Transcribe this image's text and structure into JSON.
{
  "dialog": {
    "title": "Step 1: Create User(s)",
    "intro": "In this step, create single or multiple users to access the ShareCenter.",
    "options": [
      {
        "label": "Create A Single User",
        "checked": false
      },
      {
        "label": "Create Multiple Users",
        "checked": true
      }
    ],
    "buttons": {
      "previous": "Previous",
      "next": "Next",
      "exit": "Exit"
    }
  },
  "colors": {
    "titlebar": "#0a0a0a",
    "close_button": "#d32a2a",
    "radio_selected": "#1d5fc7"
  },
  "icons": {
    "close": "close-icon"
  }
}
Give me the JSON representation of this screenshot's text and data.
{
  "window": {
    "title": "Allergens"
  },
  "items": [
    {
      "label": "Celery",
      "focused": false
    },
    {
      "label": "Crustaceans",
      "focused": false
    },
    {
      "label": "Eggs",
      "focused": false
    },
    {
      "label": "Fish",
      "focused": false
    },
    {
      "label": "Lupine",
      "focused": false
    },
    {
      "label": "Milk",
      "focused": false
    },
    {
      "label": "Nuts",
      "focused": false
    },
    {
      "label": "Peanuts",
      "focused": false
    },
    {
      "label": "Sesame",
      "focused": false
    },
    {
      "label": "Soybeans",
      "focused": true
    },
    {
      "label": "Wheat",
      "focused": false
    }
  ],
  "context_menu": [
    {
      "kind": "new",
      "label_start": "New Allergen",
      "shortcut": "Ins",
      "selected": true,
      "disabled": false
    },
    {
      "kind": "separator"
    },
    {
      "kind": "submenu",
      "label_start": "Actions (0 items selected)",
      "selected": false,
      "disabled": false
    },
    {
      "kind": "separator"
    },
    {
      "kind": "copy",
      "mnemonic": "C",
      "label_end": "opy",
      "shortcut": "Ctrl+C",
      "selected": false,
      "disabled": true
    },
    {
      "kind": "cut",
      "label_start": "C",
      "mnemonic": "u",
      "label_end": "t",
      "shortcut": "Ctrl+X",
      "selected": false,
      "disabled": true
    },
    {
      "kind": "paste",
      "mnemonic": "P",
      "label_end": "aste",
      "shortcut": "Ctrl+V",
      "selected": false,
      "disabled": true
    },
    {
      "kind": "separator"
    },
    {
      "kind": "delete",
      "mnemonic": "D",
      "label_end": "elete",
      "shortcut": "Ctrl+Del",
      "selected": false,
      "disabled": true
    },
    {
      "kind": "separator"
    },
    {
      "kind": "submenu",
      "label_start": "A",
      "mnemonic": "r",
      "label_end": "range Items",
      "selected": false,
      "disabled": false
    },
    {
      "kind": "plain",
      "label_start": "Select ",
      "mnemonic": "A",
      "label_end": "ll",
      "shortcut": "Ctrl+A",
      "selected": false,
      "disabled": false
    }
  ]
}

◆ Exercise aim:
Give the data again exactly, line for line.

◆ Expected answer:
Transcribe this image's text and structure into JSON.
{
  "dialog": {
    "title": "Step 1: Create User(s)",
    "intro": "In this step, create single or multiple users to access the ShareCenter.",
    "options": [
      {
        "label": "Create A Single User",
        "checked": false
      },
      {
        "label": "Create Multiple Users",
        "checked": true
      }
    ],
    "buttons": {
      "previous": "Previous",
      "next": "Next",
      "exit": "Exit"
    }
  },
  "colors": {
    "titlebar": "#0a0a0a",
    "close_button": "#d32a2a",
    "radio_selected": "#1d5fc7"
  },
  "icons": {
    "close": "close-icon"
  }
}
Give me the JSON representation of this screenshot's text and data.
{
  "window": {
    "title": "Allergens"
  },
  "items": [
    {
      "label": "Celery",
      "focused": false
    },
    {
      "label": "Crustaceans",
      "focused": false
    },
    {
      "label": "Eggs",
      "focused": false
    },
    {
      "label": "Fish",
      "focused": false
    },
    {
      "label": "Lupine",
      "focused": false
    },
    {
      "label": "Milk",
      "focused": false
    },
    {
      "label": "Nuts",
      "focused": false
    },
    {
      "label": "Peanuts",
      "focused": false
    },
    {
      "label": "Sesame",
      "focused": false
    },
    {
      "label": "Soybeans",
      "focused": true
    },
    {
      "label": "Wheat",
      "focused": false
    }
  ],
  "context_menu": [
    {
      "kind": "new",
      "label_start": "New Allergen",
      "shortcut": "Ins",
      "selected": true,
      "disabled": false
    },
    {
      "kind": "separator"
    },
    {
      "kind": "submenu",
      "label_start": "Actions (0 items selected)",
      "selected": false,
      "disabled": false
    },
    {
      "kind": "separator"
    },
    {
      "kind": "copy",
      "mnemonic": "C",
      "label_end": "opy",
      "shortcut": "Ctrl+C",
      "selected": false,
      "disabled": true
    },
    {
      "kind": "cut",
      "label_start": "C",
      "mnemonic": "u",
      "label_end": "t",
      "shortcut": "Ctrl+X",
      "selected": false,
      "disabled": true
    },
    {
      "kind": "paste",
      "mnemonic": "P",
      "label_end": "aste",
      "shortcut": "Ctrl+V",
      "selected": false,
      "disabled": true
    },
    {
      "kind": "separator"
    },
    {
      "kind": "delete",
      "mnemonic": "D",
      "label_end": "elete",
      "shortcut": "Ctrl+Del",
      "selected": false,
      "disabled": true
    },
    {
      "kind": "separator"
    },
    {
      "kind": "submenu",
      "label_start": "A",
      "mnemonic": "r",
      "label_end": "range Items",
      "selected": false,
      "disabled": false
    },
    {
      "kind": "plain",
      "label_start": "Select ",
      "mnemonic": "A",
      "label_end": "ll",
      "shortcut": "Ctrl+A",
      "selected": false,
      "disabled": false
    }
  ]
}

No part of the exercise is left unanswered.